● Your task
Leave the pictures out and give every entry again exactly.

● Records from a collection
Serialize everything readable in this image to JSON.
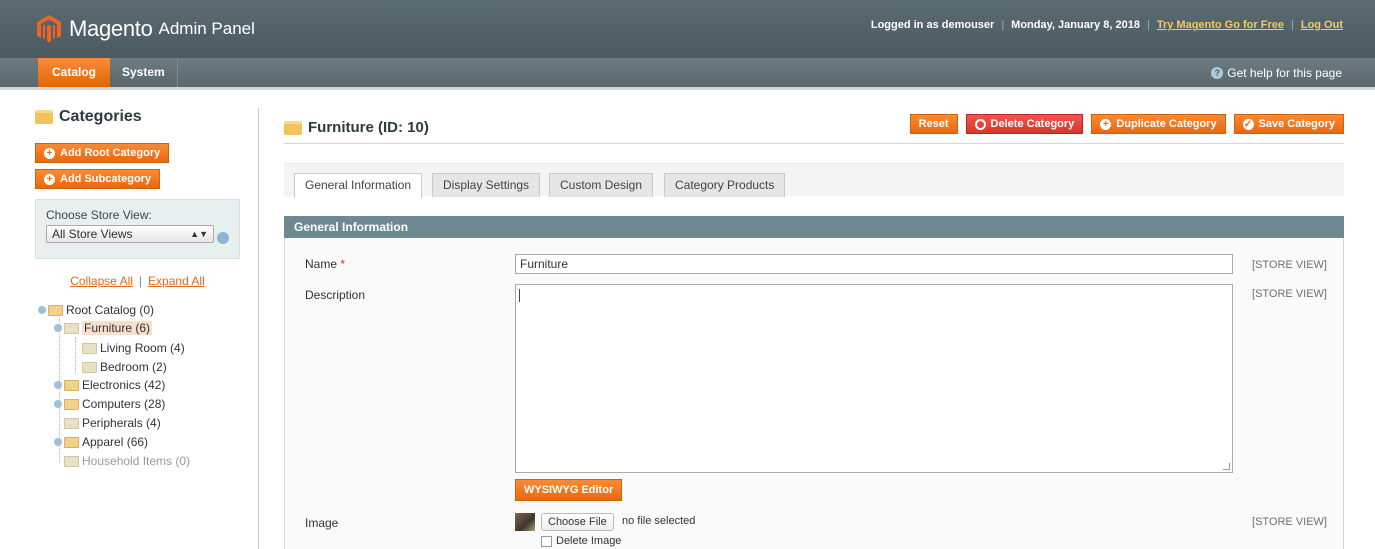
{
  "header": {
    "logo_word": "Magento",
    "logo_sub": "Admin Panel",
    "logged_in": "Logged in as demouser",
    "date": "Monday, January 8, 2018",
    "try_link": "Try Magento Go for Free",
    "logout_link": "Log Out"
  },
  "nav": {
    "catalog": "Catalog",
    "system": "System",
    "help": "Get help for this page"
  },
  "sidebar": {
    "title": "Categories",
    "add_root": "Add Root Category",
    "add_sub": "Add Subcategory",
    "store_label": "Choose Store View:",
    "store_value": "All Store Views",
    "collapse": "Collapse All",
    "expand": "Expand All",
    "tree": [
      {
        "label": "Root Catalog (0)"
      },
      {
        "label": "Furniture (6)"
      },
      {
        "label": "Living Room (4)"
      },
      {
        "label": "Bedroom (2)"
      },
      {
        "label": "Electronics (42)"
      },
      {
        "label": "Computers (28)"
      },
      {
        "label": "Peripherals (4)"
      },
      {
        "label": "Apparel (66)"
      },
      {
        "label": "Household Items (0)"
      }
    ]
  },
  "main": {
    "title": "Furniture (ID: 10)",
    "buttons": {
      "reset": "Reset",
      "delete": "Delete Category",
      "duplicate": "Duplicate Category",
      "save": "Save Category"
    },
    "tabs": [
      {
        "label": "General Information"
      },
      {
        "label": "Display Settings"
      },
      {
        "label": "Custom Design"
      },
      {
        "label": "Category Products"
      }
    ],
    "fieldset_title": "General Information",
    "fields": {
      "name_label": "Name",
      "name_required": "*",
      "name_value": "Furniture",
      "description_label": "Description",
      "description_value": "",
      "wysiwyg": "WYSIWYG Editor",
      "image_label": "Image",
      "choose_file": "Choose File",
      "no_file": "no file selected",
      "delete_image": "Delete Image",
      "scope": "[STORE VIEW]"
    }
  },
  "colors": {
    "header_bg": "#4f5f66",
    "accent_orange": "#eb6b12",
    "danger_red": "#d9352c",
    "fieldset_head": "#6f8992"
  }
}
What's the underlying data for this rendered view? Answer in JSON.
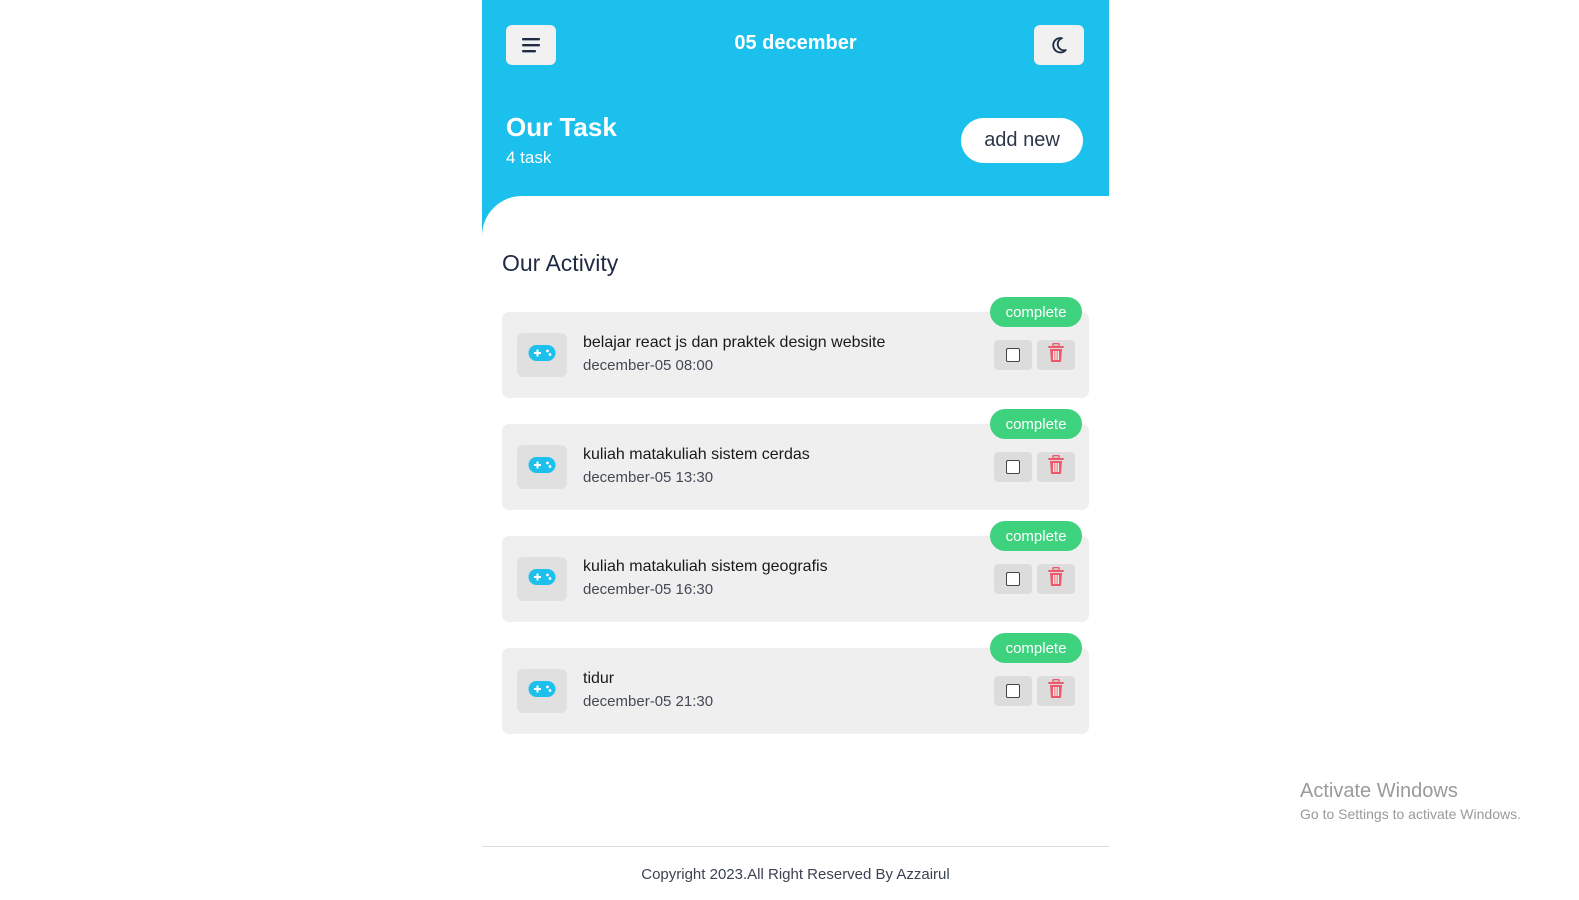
{
  "header": {
    "date": "05 december",
    "title": "Our Task",
    "count": "4 task",
    "add_label": "add new",
    "icons": {
      "menu": "hamburger-menu-icon",
      "theme": "moon-icon"
    }
  },
  "activity": {
    "title": "Our Activity",
    "tasks": [
      {
        "title": "belajar react js dan praktek design website",
        "time": "december-05 08:00",
        "status": "complete"
      },
      {
        "title": "kuliah matakuliah sistem cerdas",
        "time": "december-05 13:30",
        "status": "complete"
      },
      {
        "title": "kuliah matakuliah sistem geografis",
        "time": "december-05 16:30",
        "status": "complete"
      },
      {
        "title": "tidur",
        "time": "december-05 21:30",
        "status": "complete"
      }
    ],
    "task_icon": "gamepad-icon"
  },
  "footer": {
    "text": "Copyright 2023.All Right Reserved By Azzairul"
  },
  "watermark": {
    "title": "Activate Windows",
    "subtitle": "Go to Settings to activate Windows."
  },
  "colors": {
    "primary": "#1bc0ec",
    "complete": "#3ed27e",
    "delete": "#ee5a6c",
    "card_bg": "#efefef"
  }
}
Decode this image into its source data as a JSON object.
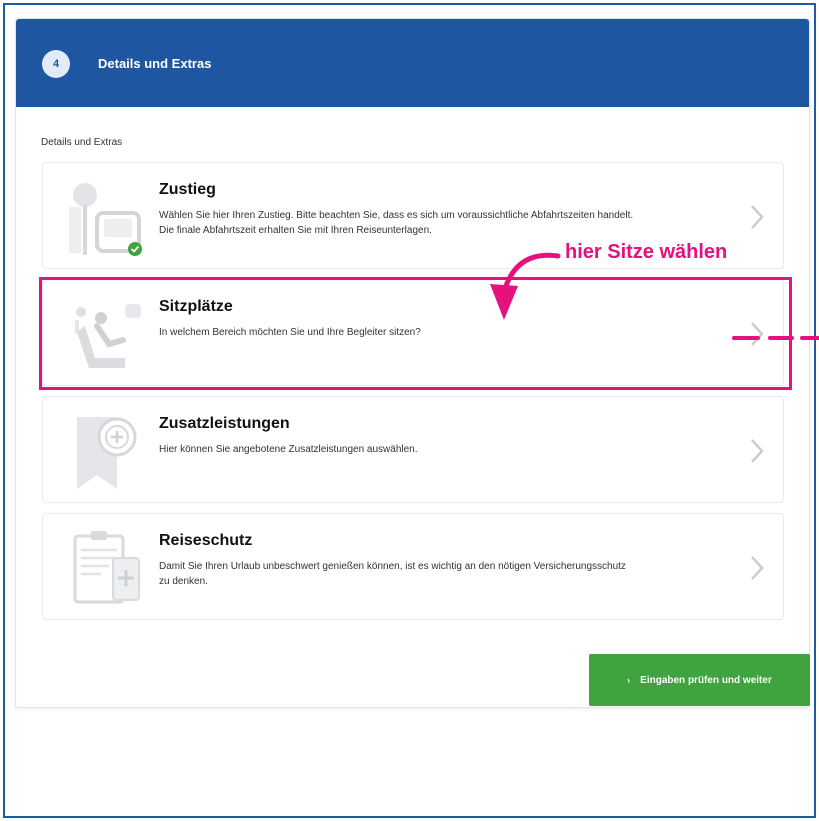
{
  "header": {
    "step_number": "4",
    "title": "Details und Extras"
  },
  "section_label": "Details und Extras",
  "cards": [
    {
      "title": "Zustieg",
      "description": "Wählen Sie hier Ihren Zustieg. Bitte beachten Sie, dass es sich um voraussichtliche Abfahrtszeiten handelt.\nDie finale Abfahrtszeit erhalten Sie mit Ihren Reiseunterlagen.",
      "icon": "bus-stop-icon"
    },
    {
      "title": "Sitzplätze",
      "description": "In welchem Bereich möchten Sie und Ihre Begleiter sitzen?",
      "icon": "seat-icon"
    },
    {
      "title": "Zusatzleistungen",
      "description": "Hier können Sie angebotene Zusatzleistungen auswählen.",
      "icon": "ribbon-plus-icon"
    },
    {
      "title": "Reiseschutz",
      "description": "Damit Sie Ihren Urlaub unbeschwert genießen können, ist es wichtig an den nötigen Versicherungsschutz\nzu denken.",
      "icon": "insurance-document-icon"
    }
  ],
  "next_button": {
    "label": "Eingaben prüfen und weiter",
    "arrow": "›"
  },
  "annotation": {
    "text": "hier Sitze wählen",
    "color": "#e5127d"
  },
  "colors": {
    "header_blue": "#1f56a2",
    "button_green": "#3fa33f",
    "checkmark_green": "#3fa33f",
    "highlight_pink": "#e5127d"
  }
}
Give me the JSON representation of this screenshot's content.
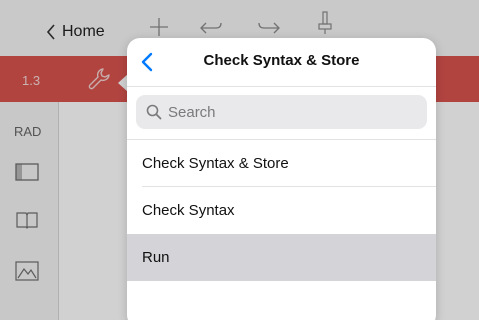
{
  "toolbar": {
    "home_label": "Home",
    "icons": [
      "back-chevron-icon",
      "plus-icon",
      "undo-icon",
      "redo-icon",
      "pin-icon"
    ]
  },
  "tabbar": {
    "page_number": "1.3",
    "tool_icon": "wrench-icon",
    "accent_color": "#d9534f"
  },
  "sidebar": {
    "mode_label": "RAD",
    "icons": [
      "layout-icon",
      "book-icon",
      "graph-icon"
    ]
  },
  "popover": {
    "title": "Check Syntax & Store",
    "back_icon": "back-chevron-icon",
    "search": {
      "placeholder": "Search",
      "value": ""
    },
    "items": [
      {
        "label": "Check Syntax & Store",
        "selected": false
      },
      {
        "label": "Check Syntax",
        "selected": false
      },
      {
        "label": "Run",
        "selected": true
      }
    ],
    "accent_color": "#007aff"
  }
}
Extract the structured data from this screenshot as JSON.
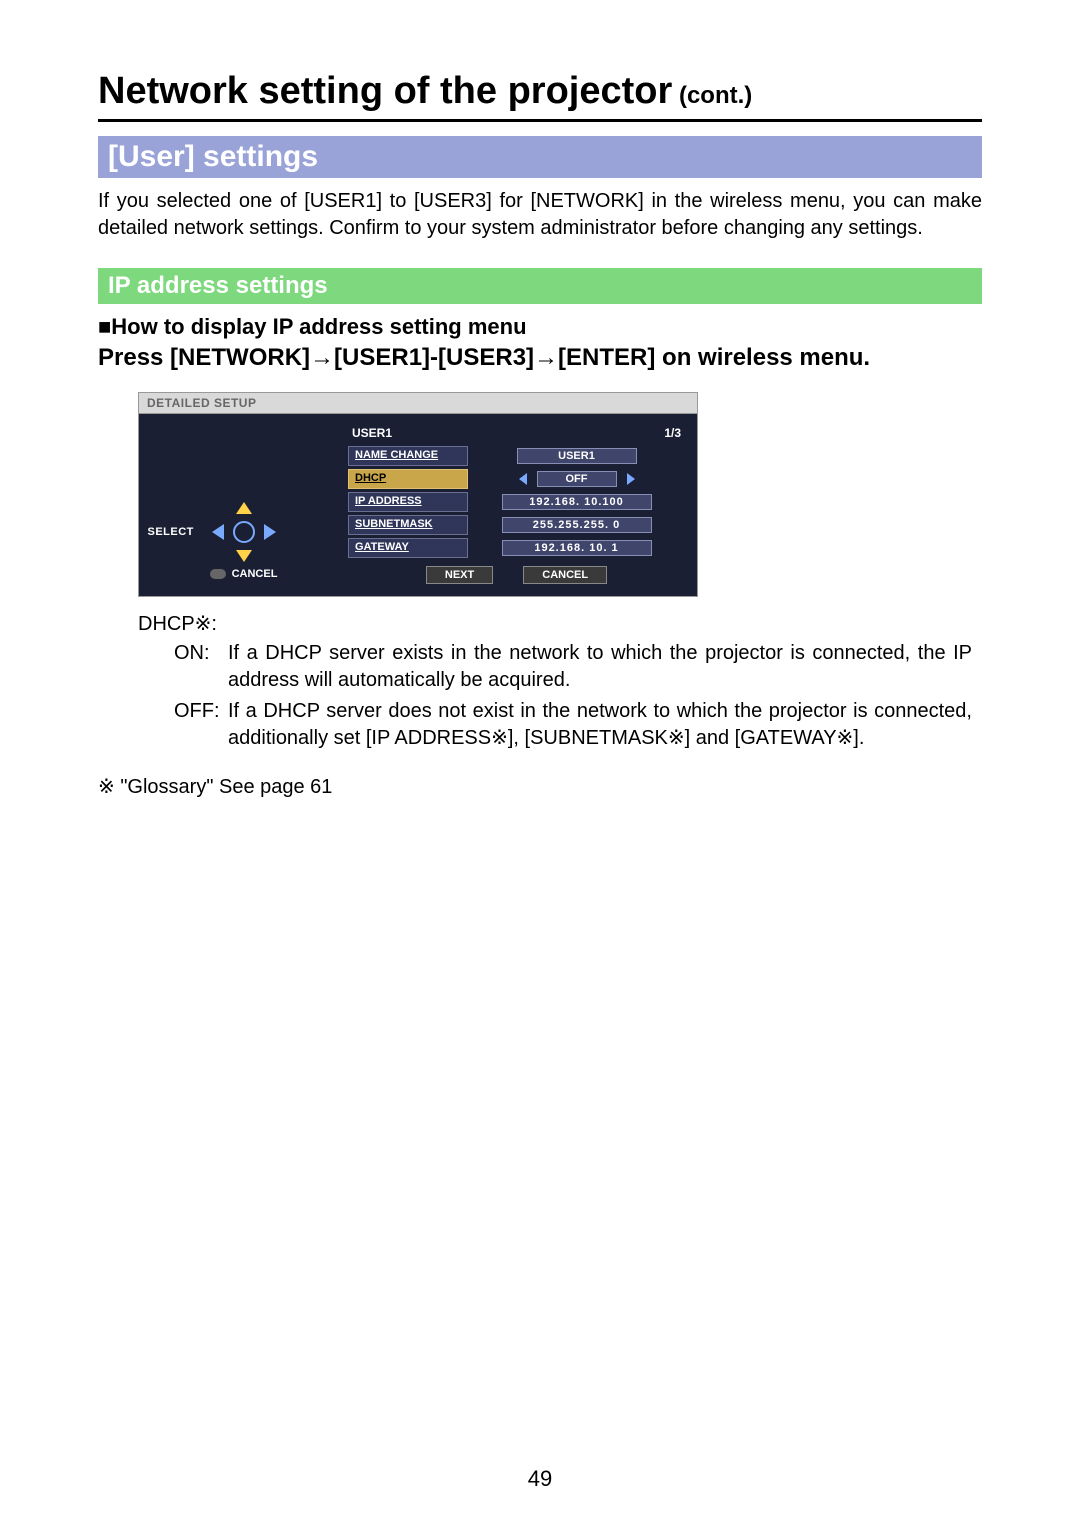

● Reply to the task
Serialize everything readable in this image to JSON.
{
  "header": {
    "logo_word": "Magento",
    "logo_sub": "Admin Panel",
    "logged_in": "Logged in as demouser",
    "date": "Monday, January 8, 2018",
    "try_link": "Try Magento Go for Free",
    "logout_link": "Log Out"
  },
  "nav": {
    "catalog": "Catalog",
    "system": "System",
    "help": "Get help for this page"
  },
  "sidebar": {
    "title": "Categories",
    "add_root": "Add Root Category",
    "add_sub": "Add Subcategory",
    "store_label": "Choose Store View:",
    "store_value": "All Store Views",
    "collapse": "Collapse All",
    "expand": "Expand All",
    "tree": [
      {
        "label": "Root Catalog (0)"
      },
      {
        "label": "Furniture (6)"
      },
      {
        "label": "Living Room (4)"
      },
      {
        "label": "Bedroom (2)"
      },
      {
        "label": "Electronics (42)"
      },
      {
        "label": "Computers (28)"
      },
      {
        "label": "Peripherals (4)"
      },
      {
        "label": "Apparel (66)"
      },
      {
        "label": "Household Items (0)"
      }
    ]
  },
  "main": {
    "title": "Furniture (ID: 10)",
    "buttons": {
      "reset": "Reset",
      "delete": "Delete Category",
      "duplicate": "Duplicate Category",
      "save": "Save Category"
    },
    "tabs": [
      {
        "label": "General Information"
      },
      {
        "label": "Display Settings"
      },
      {
        "label": "Custom Design"
      },
      {
        "label": "Category Products"
      }
    ],
    "fieldset_title": "General Information",
    "fields": {
      "name_label": "Name",
      "name_required": "*",
      "name_value": "Furniture",
      "description_label": "Description",
      "description_value": "",
      "wysiwyg": "WYSIWYG Editor",
      "image_label": "Image",
      "choose_file": "Choose File",
      "no_file": "no file selected",
      "delete_image": "Delete Image",
      "scope": "[STORE VIEW]"
    }
  },
  "colors": {
    "header_bg": "#4f5f66",
    "accent_orange": "#eb6b12",
    "danger_red": "#d9352c",
    "fieldset_head": "#6f8992"
  }
}
What's the underlying data for this rendered view? Answer in JSON.
{
  "header": {
    "date": "05 december",
    "title": "Our Task",
    "count": "4 task",
    "add_label": "add new",
    "icons": {
      "menu": "hamburger-menu-icon",
      "theme": "moon-icon"
    }
  },
  "activity": {
    "title": "Our Activity",
    "tasks": [
      {
        "title": "belajar react js dan praktek design website",
        "time": "december-05 08:00",
        "status": "complete"
      },
      {
        "title": "kuliah matakuliah sistem cerdas",
        "time": "december-05 13:30",
        "status": "complete"
      },
      {
        "title": "kuliah matakuliah sistem geografis",
        "time": "december-05 16:30",
        "status": "complete"
      },
      {
        "title": "tidur",
        "time": "december-05 21:30",
        "status": "complete"
      }
    ],
    "task_icon": "gamepad-icon"
  },
  "footer": {
    "text": "Copyright 2023.All Right Reserved By Azzairul"
  },
  "watermark": {
    "title": "Activate Windows",
    "subtitle": "Go to Settings to activate Windows."
  },
  "colors": {
    "primary": "#1bc0ec",
    "complete": "#3ed27e",
    "delete": "#ee5a6c",
    "card_bg": "#efefef"
  }
}
Decode this image into its source data as a JSON object.
{
  "header": {
    "step_number": "4",
    "title": "Details und Extras"
  },
  "section_label": "Details und Extras",
  "cards": [
    {
      "title": "Zustieg",
      "description": "Wählen Sie hier Ihren Zustieg. Bitte beachten Sie, dass es sich um voraussichtliche Abfahrtszeiten handelt.\nDie finale Abfahrtszeit erhalten Sie mit Ihren Reiseunterlagen.",
      "icon": "bus-stop-icon"
    },
    {
      "title": "Sitzplätze",
      "description": "In welchem Bereich möchten Sie und Ihre Begleiter sitzen?",
      "icon": "seat-icon"
    },
    {
      "title": "Zusatzleistungen",
      "description": "Hier können Sie angebotene Zusatzleistungen auswählen.",
      "icon": "ribbon-plus-icon"
    },
    {
      "title": "Reiseschutz",
      "description": "Damit Sie Ihren Urlaub unbeschwert genießen können, ist es wichtig an den nötigen Versicherungsschutz\nzu denken.",
      "icon": "insurance-document-icon"
    }
  ],
  "next_button": {
    "label": "Eingaben prüfen und weiter",
    "arrow": "›"
  },
  "annotation": {
    "text": "hier Sitze wählen",
    "color": "#e5127d"
  },
  "colors": {
    "header_blue": "#1f56a2",
    "button_green": "#3fa33f",
    "checkmark_green": "#3fa33f",
    "highlight_pink": "#e5127d"
  }
}
Give me the JSON representation of this screenshot's content.
{
  "toolbar": {
    "home_label": "Home",
    "icons": [
      "back-chevron-icon",
      "plus-icon",
      "undo-icon",
      "redo-icon",
      "pin-icon"
    ]
  },
  "tabbar": {
    "page_number": "1.3",
    "tool_icon": "wrench-icon",
    "accent_color": "#d9534f"
  },
  "sidebar": {
    "mode_label": "RAD",
    "icons": [
      "layout-icon",
      "book-icon",
      "graph-icon"
    ]
  },
  "popover": {
    "title": "Check Syntax & Store",
    "back_icon": "back-chevron-icon",
    "search": {
      "placeholder": "Search",
      "value": ""
    },
    "items": [
      {
        "label": "Check Syntax & Store",
        "selected": false
      },
      {
        "label": "Check Syntax",
        "selected": false
      },
      {
        "label": "Run",
        "selected": true
      }
    ],
    "accent_color": "#007aff"
  }
}
Extract the structured data from this screenshot as JSON.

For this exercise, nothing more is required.